Data about app and page elements:

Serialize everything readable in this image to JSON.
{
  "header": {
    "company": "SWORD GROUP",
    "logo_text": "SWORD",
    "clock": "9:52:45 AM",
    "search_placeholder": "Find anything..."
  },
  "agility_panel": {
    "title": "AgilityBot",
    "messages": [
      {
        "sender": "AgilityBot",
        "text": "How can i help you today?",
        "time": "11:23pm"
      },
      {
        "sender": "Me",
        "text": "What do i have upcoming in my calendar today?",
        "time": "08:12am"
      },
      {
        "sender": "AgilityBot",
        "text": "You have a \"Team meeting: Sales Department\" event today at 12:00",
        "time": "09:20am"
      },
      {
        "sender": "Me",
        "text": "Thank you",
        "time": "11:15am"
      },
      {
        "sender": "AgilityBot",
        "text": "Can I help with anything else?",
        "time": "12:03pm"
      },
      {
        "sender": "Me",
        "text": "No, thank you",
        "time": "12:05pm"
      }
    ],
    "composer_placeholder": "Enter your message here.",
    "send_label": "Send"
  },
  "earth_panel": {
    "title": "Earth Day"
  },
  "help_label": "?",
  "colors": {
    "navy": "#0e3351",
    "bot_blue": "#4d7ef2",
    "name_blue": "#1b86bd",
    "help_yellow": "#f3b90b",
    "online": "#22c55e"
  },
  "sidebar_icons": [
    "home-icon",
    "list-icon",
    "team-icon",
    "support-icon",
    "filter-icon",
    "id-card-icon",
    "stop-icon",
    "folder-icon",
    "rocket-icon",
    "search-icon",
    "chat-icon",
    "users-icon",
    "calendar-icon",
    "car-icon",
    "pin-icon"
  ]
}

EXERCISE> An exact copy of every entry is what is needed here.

RESULT FOR THIS TASK>
Serialize everything readable in this image to JSON.
{
  "header": {
    "company": "SWORD GROUP",
    "logo_text": "SWORD",
    "clock": "9:52:45 AM",
    "search_placeholder": "Find anything..."
  },
  "agility_panel": {
    "title": "AgilityBot",
    "messages": [
      {
        "sender": "AgilityBot",
        "text": "How can i help you today?",
        "time": "11:23pm"
      },
      {
        "sender": "Me",
        "text": "What do i have upcoming in my calendar today?",
        "time": "08:12am"
      },
      {
        "sender": "AgilityBot",
        "text": "You have a \"Team meeting: Sales Department\" event today at 12:00",
        "time": "09:20am"
      },
      {
        "sender": "Me",
        "text": "Thank you",
        "time": "11:15am"
      },
      {
        "sender": "AgilityBot",
        "text": "Can I help with anything else?",
        "time": "12:03pm"
      },
      {
        "sender": "Me",
        "text": "No, thank you",
        "time": "12:05pm"
      }
    ],
    "composer_placeholder": "Enter your message here.",
    "send_label": "Send"
  },
  "earth_panel": {
    "title": "Earth Day"
  },
  "help_label": "?",
  "colors": {
    "navy": "#0e3351",
    "bot_blue": "#4d7ef2",
    "name_blue": "#1b86bd",
    "help_yellow": "#f3b90b",
    "online": "#22c55e"
  },
  "sidebar_icons": [
    "home-icon",
    "list-icon",
    "team-icon",
    "support-icon",
    "filter-icon",
    "id-card-icon",
    "stop-icon",
    "folder-icon",
    "rocket-icon",
    "search-icon",
    "chat-icon",
    "users-icon",
    "calendar-icon",
    "car-icon",
    "pin-icon"
  ]
}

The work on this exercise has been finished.